Reproduce all records word for word.
[Opening Data in this exercise section]
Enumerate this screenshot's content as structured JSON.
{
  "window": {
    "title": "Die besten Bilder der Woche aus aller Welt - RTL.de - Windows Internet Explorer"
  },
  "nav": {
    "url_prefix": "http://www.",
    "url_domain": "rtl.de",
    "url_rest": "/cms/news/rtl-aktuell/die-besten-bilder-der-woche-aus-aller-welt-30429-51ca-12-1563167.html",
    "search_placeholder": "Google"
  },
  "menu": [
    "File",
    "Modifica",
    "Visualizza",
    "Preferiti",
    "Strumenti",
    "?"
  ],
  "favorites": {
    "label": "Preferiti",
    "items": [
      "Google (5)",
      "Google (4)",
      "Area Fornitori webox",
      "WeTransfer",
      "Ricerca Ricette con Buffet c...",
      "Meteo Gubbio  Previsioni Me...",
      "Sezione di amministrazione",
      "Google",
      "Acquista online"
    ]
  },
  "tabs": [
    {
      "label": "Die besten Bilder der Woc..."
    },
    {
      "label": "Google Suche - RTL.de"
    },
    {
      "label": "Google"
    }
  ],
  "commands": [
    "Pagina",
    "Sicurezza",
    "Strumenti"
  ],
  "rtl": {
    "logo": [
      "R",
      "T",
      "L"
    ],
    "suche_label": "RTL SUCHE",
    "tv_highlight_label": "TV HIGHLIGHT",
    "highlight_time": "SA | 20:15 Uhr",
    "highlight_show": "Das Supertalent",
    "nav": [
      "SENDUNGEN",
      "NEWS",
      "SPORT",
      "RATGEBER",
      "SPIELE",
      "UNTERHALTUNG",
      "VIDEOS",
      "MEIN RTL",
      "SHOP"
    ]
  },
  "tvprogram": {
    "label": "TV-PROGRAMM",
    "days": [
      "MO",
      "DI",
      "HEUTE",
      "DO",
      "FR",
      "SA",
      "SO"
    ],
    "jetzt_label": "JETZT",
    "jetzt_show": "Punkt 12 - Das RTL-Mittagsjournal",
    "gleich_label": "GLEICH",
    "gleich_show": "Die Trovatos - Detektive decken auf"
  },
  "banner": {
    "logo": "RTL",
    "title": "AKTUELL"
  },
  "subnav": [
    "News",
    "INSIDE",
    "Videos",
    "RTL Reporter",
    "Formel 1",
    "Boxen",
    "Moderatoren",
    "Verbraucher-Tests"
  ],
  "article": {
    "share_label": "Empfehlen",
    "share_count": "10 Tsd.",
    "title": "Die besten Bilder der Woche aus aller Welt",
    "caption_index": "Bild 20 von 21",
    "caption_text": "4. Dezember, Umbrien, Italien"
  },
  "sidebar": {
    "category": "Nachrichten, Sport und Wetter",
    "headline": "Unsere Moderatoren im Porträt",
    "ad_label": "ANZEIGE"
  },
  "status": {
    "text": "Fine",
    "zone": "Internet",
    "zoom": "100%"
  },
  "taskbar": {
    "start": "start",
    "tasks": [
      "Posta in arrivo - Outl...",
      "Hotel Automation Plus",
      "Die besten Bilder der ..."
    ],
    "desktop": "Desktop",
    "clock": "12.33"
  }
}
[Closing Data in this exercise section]
Solution to the exercise:
Enumerate this screenshot's content as structured JSON.
{
  "window": {
    "title": "Die besten Bilder der Woche aus aller Welt - RTL.de - Windows Internet Explorer"
  },
  "nav": {
    "url_prefix": "http://www.",
    "url_domain": "rtl.de",
    "url_rest": "/cms/news/rtl-aktuell/die-besten-bilder-der-woche-aus-aller-welt-30429-51ca-12-1563167.html",
    "search_placeholder": "Google"
  },
  "menu": [
    "File",
    "Modifica",
    "Visualizza",
    "Preferiti",
    "Strumenti",
    "?"
  ],
  "favorites": {
    "label": "Preferiti",
    "items": [
      "Google (5)",
      "Google (4)",
      "Area Fornitori webox",
      "WeTransfer",
      "Ricerca Ricette con Buffet c...",
      "Meteo Gubbio  Previsioni Me...",
      "Sezione di amministrazione",
      "Google",
      "Acquista online"
    ]
  },
  "tabs": [
    {
      "label": "Die besten Bilder der Woc..."
    },
    {
      "label": "Google Suche - RTL.de"
    },
    {
      "label": "Google"
    }
  ],
  "commands": [
    "Pagina",
    "Sicurezza",
    "Strumenti"
  ],
  "rtl": {
    "logo": [
      "R",
      "T",
      "L"
    ],
    "suche_label": "RTL SUCHE",
    "tv_highlight_label": "TV HIGHLIGHT",
    "highlight_time": "SA | 20:15 Uhr",
    "highlight_show": "Das Supertalent",
    "nav": [
      "SENDUNGEN",
      "NEWS",
      "SPORT",
      "RATGEBER",
      "SPIELE",
      "UNTERHALTUNG",
      "VIDEOS",
      "MEIN RTL",
      "SHOP"
    ]
  },
  "tvprogram": {
    "label": "TV-PROGRAMM",
    "days": [
      "MO",
      "DI",
      "HEUTE",
      "DO",
      "FR",
      "SA",
      "SO"
    ],
    "jetzt_label": "JETZT",
    "jetzt_show": "Punkt 12 - Das RTL-Mittagsjournal",
    "gleich_label": "GLEICH",
    "gleich_show": "Die Trovatos - Detektive decken auf"
  },
  "banner": {
    "logo": "RTL",
    "title": "AKTUELL"
  },
  "subnav": [
    "News",
    "INSIDE",
    "Videos",
    "RTL Reporter",
    "Formel 1",
    "Boxen",
    "Moderatoren",
    "Verbraucher-Tests"
  ],
  "article": {
    "share_label": "Empfehlen",
    "share_count": "10 Tsd.",
    "title": "Die besten Bilder der Woche aus aller Welt",
    "caption_index": "Bild 20 von 21",
    "caption_text": "4. Dezember, Umbrien, Italien"
  },
  "sidebar": {
    "category": "Nachrichten, Sport und Wetter",
    "headline": "Unsere Moderatoren im Porträt",
    "ad_label": "ANZEIGE"
  },
  "status": {
    "text": "Fine",
    "zone": "Internet",
    "zoom": "100%"
  },
  "taskbar": {
    "start": "start",
    "tasks": [
      "Posta in arrivo - Outl...",
      "Hotel Automation Plus",
      "Die besten Bilder der ..."
    ],
    "desktop": "Desktop",
    "clock": "12.33"
  }
}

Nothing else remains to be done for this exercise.